No doubt, the carrot for fans, beyond the music, is the opportunity to be in close physical proximity to their idol. It’s what many onboard cited as the reason they ponied up anywhere from $1500 to $5,000-plus per person in addition to airfare to and from Barcelona. On one such occasion, Bon Jovi invited two fans to join him onstage — one named Kaitlyn won the hearts of the audience with a duet of “It’s My Life” (watch the video below). Bon Jovi was also charmed by the crowd, cooing “I never played live for women in hot tubs before… I kind of like it!”
The same can be said of the featured performers, like U.K. rockers Collateral, who won the opportunity to play on the ship. Set to release an album in February with distribution through Roulette Media Records, says frontman Angelo Tristan: “I couldn’t have asked for anything more. I have been a Bon Jovi fan since I was nine, and I still have the posters on my wall.”
Both nights, Bon Jovi posed for photos with fans at a meet and greet and allowed a few lucky die-hards to be escorted upstairs to the ship’s exclusive area, The Haven, to listen to three songs from the new album. These experiences were the culmination of a dream started by the star’s mother, Carol Ann, who once ran the fan club and came up with the idea of hosting resort takeovers in hotels for fans. When she retired from fan club duty, Bongiovi took over, revamping the business model to become what is now Jon Bon Jovi Runaway Tours, an opportunity for fans to travel to destinations –from Miami to Tokyo — with their favorite rock star.
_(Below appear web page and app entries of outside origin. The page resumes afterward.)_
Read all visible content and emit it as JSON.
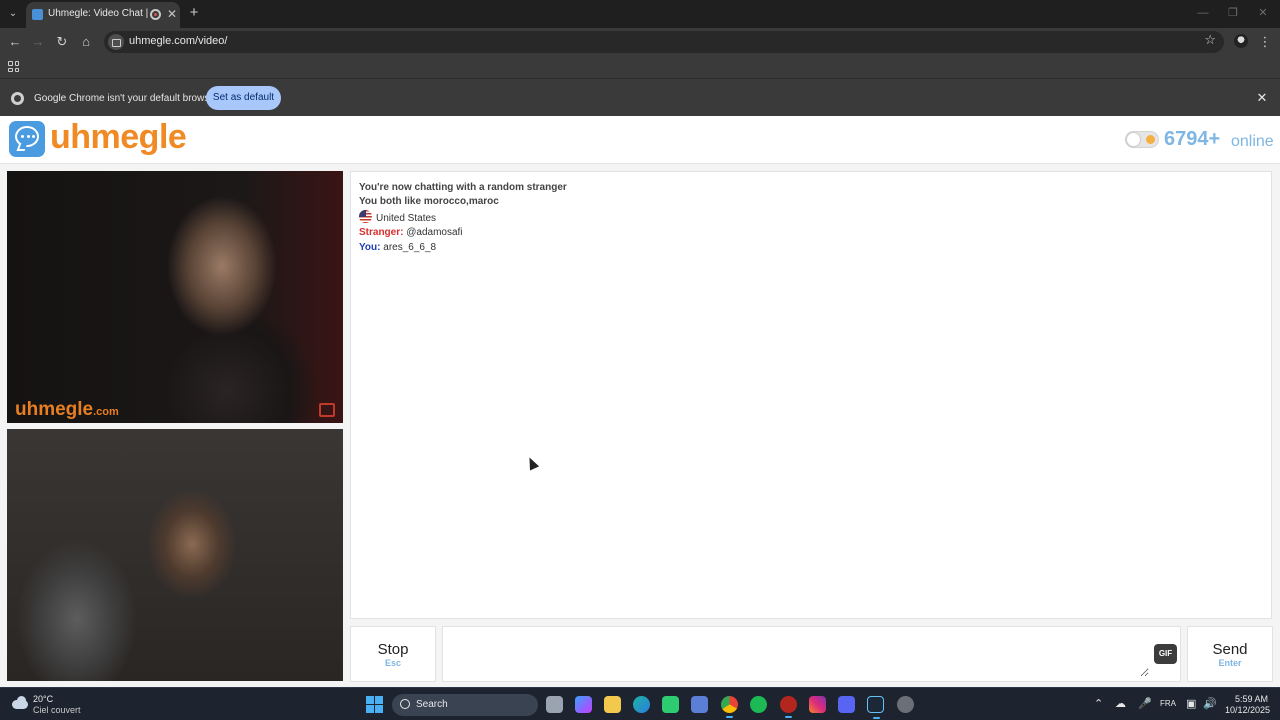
{
  "browser": {
    "tab_title": "Uhmegle: Video Chat | Ome",
    "url": "uhmegle.com/video/",
    "infobar_text": "Google Chrome isn't your default browser",
    "set_default_label": "Set as default"
  },
  "site": {
    "logo_text": "uhmegle",
    "online_count": "6794+",
    "online_label": "online",
    "watermark": "uhmegle",
    "watermark_suffix": ".com"
  },
  "chat": {
    "status_line": "You're now chatting with a random stranger",
    "interests_line": "You both like morocco,maroc",
    "country": "United States",
    "messages": [
      {
        "sender": "Stranger:",
        "text": "@adamosafi"
      },
      {
        "sender": "You:",
        "text": "ares_6_6_8"
      }
    ]
  },
  "controls": {
    "stop_label": "Stop",
    "stop_hint": "Esc",
    "gif_label": "GIF",
    "send_label": "Send",
    "send_hint": "Enter",
    "message_value": ""
  },
  "taskbar": {
    "temperature": "20°C",
    "weather": "Ciel couvert",
    "search_label": "Search",
    "language": "FRA",
    "time": "5:59 AM",
    "date": "10/12/2025"
  },
  "colors": {
    "brand_orange": "#f08a24",
    "brand_blue": "#4a9be0",
    "stranger_red": "#d62f2f",
    "you_blue": "#1f3fb5"
  },
  "icons": [
    "tab-list-icon",
    "video-chat-favicon",
    "recording-icon",
    "close-icon",
    "new-tab-icon",
    "back-icon",
    "forward-icon",
    "reload-icon",
    "home-icon",
    "star-icon",
    "profile-icon",
    "kebab-menu-icon",
    "apps-icon",
    "chrome-icon",
    "chat-bubble-icon",
    "theme-toggle",
    "us-flag-icon",
    "report-flag-icon",
    "gif-icon",
    "weather-icon",
    "windows-start-icon",
    "search-icon"
  ]
}
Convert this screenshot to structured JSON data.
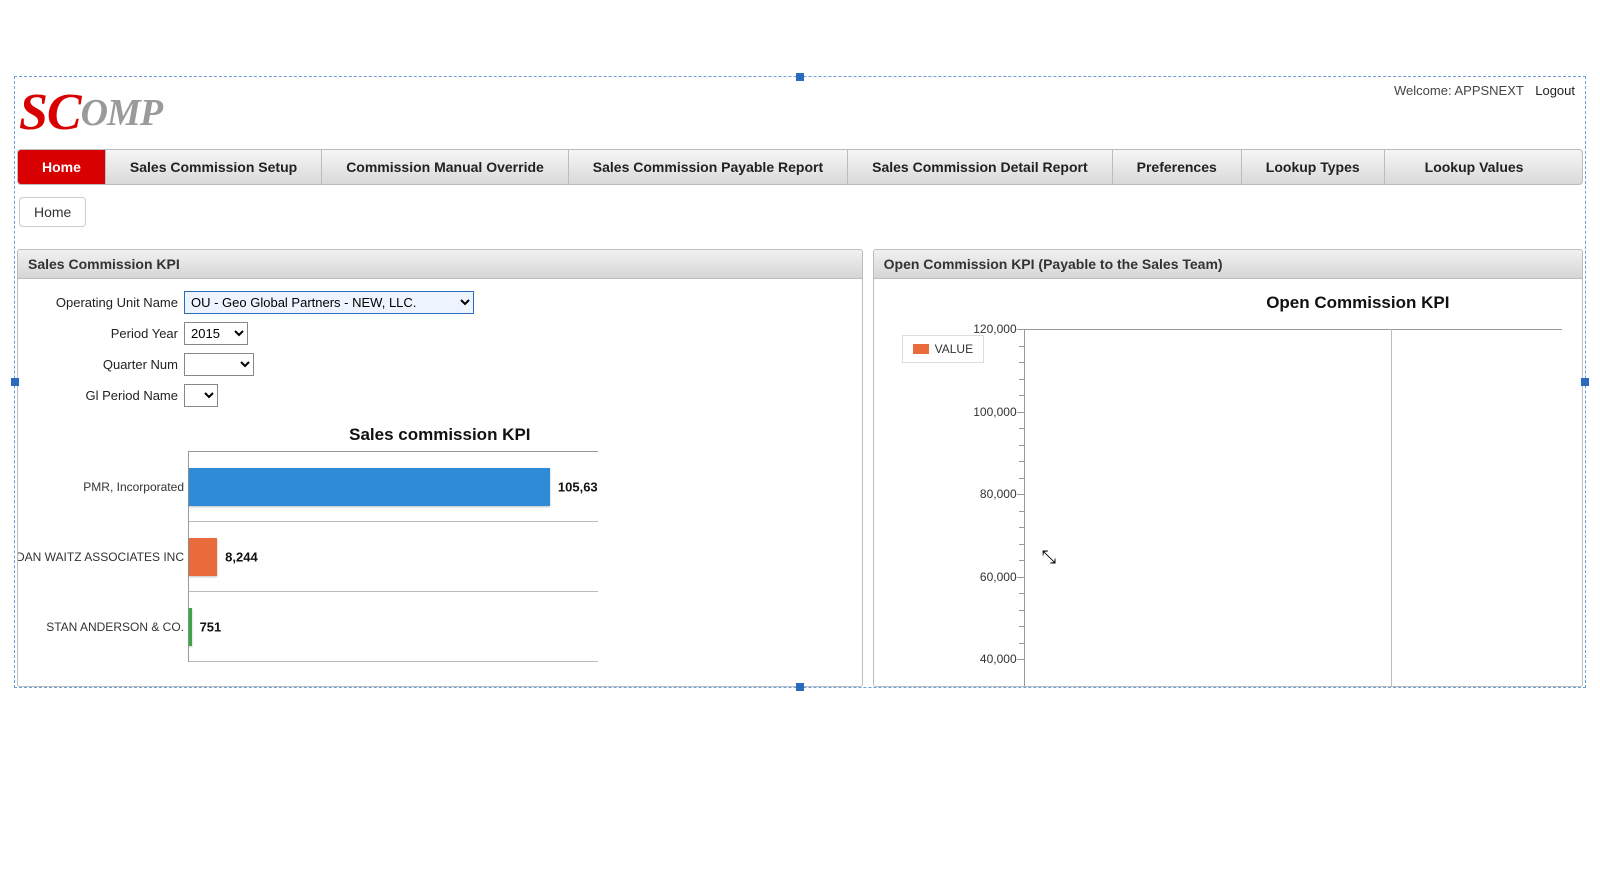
{
  "header": {
    "welcome_prefix": "Welcome:",
    "user": "APPSNEXT",
    "logout": "Logout",
    "logo_red": "SC",
    "logo_gray": "OMP"
  },
  "nav": [
    "Home",
    "Sales Commission Setup",
    "Commission Manual Override",
    "Sales Commission Payable Report",
    "Sales Commission Detail Report",
    "Preferences",
    "Lookup Types",
    "Lookup Values"
  ],
  "nav_active_index": 0,
  "breadcrumb": "Home",
  "left_panel": {
    "title": "Sales Commission KPI",
    "filters": {
      "ou_label": "Operating Unit Name",
      "ou_value": "OU - Geo Global Partners - NEW, LLC.",
      "year_label": "Period Year",
      "year_value": "2015",
      "quarter_label": "Quarter Num",
      "quarter_value": "",
      "gl_label": "Gl Period Name",
      "gl_value": ""
    }
  },
  "right_panel": {
    "title": "Open Commission KPI (Payable to the Sales Team)",
    "legend": "VALUE"
  },
  "chart_data": [
    {
      "type": "bar",
      "orientation": "horizontal",
      "title": "Sales commission KPI",
      "categories": [
        "PMR, Incorporated",
        "DAN WAITZ ASSOCIATES INC",
        "STAN ANDERSON & CO."
      ],
      "values": [
        105630,
        8244,
        751
      ],
      "value_labels": [
        "105,63",
        "8,244",
        "751"
      ],
      "colors": [
        "#2f8bd8",
        "#e96a3a",
        "#3aa742"
      ],
      "xmax": 120000
    },
    {
      "type": "bar",
      "title": "Open Commission KPI",
      "series": [
        {
          "name": "VALUE",
          "values": []
        }
      ],
      "categories": [],
      "ylim": [
        40000,
        120000
      ],
      "yticks": [
        120000,
        100000,
        80000,
        60000,
        40000
      ],
      "ytick_labels": [
        "120,000",
        "100,000",
        "80,000",
        "60,000",
        "40,000"
      ]
    }
  ]
}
“When people are paying a lot of money, you have to take care of people,” says Rzeznik, pointing to perks like free swag left in every state room nightly. “Jon’s is an important brand. It’s all about the experience.”